TASK STATEMENT: Every line below that carries the word "JSON" needs to be copied.

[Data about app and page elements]
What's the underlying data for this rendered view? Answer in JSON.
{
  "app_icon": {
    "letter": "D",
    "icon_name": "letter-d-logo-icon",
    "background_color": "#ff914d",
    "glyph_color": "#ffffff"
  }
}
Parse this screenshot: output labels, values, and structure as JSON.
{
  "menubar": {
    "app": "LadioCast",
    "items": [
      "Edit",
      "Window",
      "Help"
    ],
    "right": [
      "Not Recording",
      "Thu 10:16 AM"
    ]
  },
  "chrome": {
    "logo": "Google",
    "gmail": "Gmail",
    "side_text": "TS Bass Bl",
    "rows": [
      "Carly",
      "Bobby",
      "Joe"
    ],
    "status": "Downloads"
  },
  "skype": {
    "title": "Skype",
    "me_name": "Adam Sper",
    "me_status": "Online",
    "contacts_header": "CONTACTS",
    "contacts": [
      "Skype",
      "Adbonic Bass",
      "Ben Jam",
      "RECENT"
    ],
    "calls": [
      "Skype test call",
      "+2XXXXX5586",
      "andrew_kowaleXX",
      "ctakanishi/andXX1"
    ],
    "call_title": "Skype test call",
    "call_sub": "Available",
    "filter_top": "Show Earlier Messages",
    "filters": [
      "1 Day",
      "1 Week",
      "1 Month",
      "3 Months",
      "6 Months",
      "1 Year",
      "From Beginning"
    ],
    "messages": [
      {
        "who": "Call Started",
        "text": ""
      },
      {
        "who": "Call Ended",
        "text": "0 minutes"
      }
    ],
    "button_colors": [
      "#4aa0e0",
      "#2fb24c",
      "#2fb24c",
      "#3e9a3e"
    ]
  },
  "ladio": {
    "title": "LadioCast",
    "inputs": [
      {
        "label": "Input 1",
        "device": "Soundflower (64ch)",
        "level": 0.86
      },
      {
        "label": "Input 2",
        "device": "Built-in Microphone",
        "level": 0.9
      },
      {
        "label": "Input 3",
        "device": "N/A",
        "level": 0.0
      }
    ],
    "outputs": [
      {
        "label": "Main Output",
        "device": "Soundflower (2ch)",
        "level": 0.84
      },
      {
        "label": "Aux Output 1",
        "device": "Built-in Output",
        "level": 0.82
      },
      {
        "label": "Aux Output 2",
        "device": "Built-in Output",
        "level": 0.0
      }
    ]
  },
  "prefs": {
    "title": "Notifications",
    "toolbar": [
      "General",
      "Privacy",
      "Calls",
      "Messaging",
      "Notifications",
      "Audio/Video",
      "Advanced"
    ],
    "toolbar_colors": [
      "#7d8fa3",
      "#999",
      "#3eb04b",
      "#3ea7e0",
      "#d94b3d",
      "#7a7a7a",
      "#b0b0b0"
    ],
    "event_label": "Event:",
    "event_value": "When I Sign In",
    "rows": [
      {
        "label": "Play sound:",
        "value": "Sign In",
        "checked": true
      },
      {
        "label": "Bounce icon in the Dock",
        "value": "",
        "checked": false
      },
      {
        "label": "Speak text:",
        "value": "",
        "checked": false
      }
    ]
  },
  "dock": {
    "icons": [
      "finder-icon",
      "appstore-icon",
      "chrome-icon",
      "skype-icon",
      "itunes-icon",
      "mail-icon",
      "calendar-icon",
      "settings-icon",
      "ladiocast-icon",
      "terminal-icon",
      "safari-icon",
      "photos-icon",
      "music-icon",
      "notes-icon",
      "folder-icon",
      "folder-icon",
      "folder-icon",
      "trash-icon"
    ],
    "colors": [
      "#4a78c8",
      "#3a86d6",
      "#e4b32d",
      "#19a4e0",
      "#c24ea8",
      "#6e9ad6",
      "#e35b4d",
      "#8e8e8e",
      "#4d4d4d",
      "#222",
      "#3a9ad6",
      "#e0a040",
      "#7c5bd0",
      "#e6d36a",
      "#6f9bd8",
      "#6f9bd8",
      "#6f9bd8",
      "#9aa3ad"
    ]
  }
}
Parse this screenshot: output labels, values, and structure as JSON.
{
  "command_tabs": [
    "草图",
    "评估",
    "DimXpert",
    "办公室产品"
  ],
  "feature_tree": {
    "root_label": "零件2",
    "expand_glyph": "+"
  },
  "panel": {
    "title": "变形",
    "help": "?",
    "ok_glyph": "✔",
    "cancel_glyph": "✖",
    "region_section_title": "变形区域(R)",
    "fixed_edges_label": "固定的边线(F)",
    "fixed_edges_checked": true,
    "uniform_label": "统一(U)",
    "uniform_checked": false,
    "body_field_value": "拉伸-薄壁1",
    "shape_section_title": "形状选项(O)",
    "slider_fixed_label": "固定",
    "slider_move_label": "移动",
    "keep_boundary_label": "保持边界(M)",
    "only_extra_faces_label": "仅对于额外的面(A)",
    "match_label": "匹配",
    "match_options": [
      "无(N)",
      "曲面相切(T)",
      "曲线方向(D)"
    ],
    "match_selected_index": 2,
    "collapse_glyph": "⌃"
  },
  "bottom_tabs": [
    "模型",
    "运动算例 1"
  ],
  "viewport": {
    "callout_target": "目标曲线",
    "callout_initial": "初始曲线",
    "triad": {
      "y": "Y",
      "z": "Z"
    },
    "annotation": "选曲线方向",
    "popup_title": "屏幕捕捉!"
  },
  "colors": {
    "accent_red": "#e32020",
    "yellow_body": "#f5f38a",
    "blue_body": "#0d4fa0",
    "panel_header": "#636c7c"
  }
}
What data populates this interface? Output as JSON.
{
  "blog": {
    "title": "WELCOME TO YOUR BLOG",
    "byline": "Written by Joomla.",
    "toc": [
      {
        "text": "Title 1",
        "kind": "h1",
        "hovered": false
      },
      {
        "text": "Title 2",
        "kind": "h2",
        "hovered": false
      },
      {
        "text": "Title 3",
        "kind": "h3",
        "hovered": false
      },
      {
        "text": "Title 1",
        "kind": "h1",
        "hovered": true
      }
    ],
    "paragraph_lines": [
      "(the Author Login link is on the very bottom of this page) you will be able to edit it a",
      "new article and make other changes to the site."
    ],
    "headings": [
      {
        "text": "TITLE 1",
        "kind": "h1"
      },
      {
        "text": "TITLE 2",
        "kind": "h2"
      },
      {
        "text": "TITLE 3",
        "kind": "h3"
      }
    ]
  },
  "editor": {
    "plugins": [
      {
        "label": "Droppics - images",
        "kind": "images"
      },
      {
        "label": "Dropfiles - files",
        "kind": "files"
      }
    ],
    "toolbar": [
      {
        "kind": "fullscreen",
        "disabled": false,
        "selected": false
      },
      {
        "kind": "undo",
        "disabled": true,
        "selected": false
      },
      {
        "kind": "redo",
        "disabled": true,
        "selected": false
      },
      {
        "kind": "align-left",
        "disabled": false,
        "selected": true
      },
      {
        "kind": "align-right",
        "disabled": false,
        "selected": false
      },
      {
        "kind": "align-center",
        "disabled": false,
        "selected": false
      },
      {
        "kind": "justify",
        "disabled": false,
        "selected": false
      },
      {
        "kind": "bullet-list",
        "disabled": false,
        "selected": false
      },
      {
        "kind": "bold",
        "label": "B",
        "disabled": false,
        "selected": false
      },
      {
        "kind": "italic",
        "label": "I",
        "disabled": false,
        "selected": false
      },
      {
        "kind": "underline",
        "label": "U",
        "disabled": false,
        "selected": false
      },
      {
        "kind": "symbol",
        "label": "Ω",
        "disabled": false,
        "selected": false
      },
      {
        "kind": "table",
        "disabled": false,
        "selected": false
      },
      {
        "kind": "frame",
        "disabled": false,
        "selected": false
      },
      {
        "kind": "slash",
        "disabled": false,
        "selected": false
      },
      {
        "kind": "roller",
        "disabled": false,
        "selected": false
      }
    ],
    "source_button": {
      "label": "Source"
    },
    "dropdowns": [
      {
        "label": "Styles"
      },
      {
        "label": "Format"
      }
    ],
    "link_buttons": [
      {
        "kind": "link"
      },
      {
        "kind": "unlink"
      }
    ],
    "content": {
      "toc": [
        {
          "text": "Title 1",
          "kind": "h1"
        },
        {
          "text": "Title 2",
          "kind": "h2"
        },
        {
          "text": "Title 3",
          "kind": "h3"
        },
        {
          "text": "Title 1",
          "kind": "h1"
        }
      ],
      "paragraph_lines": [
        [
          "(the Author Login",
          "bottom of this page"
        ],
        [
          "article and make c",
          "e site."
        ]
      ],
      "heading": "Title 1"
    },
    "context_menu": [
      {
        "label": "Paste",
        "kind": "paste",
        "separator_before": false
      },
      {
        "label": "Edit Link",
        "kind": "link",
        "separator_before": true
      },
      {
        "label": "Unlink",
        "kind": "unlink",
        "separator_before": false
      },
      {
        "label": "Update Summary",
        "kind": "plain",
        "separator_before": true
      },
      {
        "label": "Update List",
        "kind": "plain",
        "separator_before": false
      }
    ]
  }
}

EXERCISE OUTPUT:
What's the underlying data for this rendered view? Answer in JSON.
Parse this screenshot: output labels, values, and structure as JSON.
Parse this screenshot: output labels, values, and structure as JSON.
What data populates this interface? Output as JSON.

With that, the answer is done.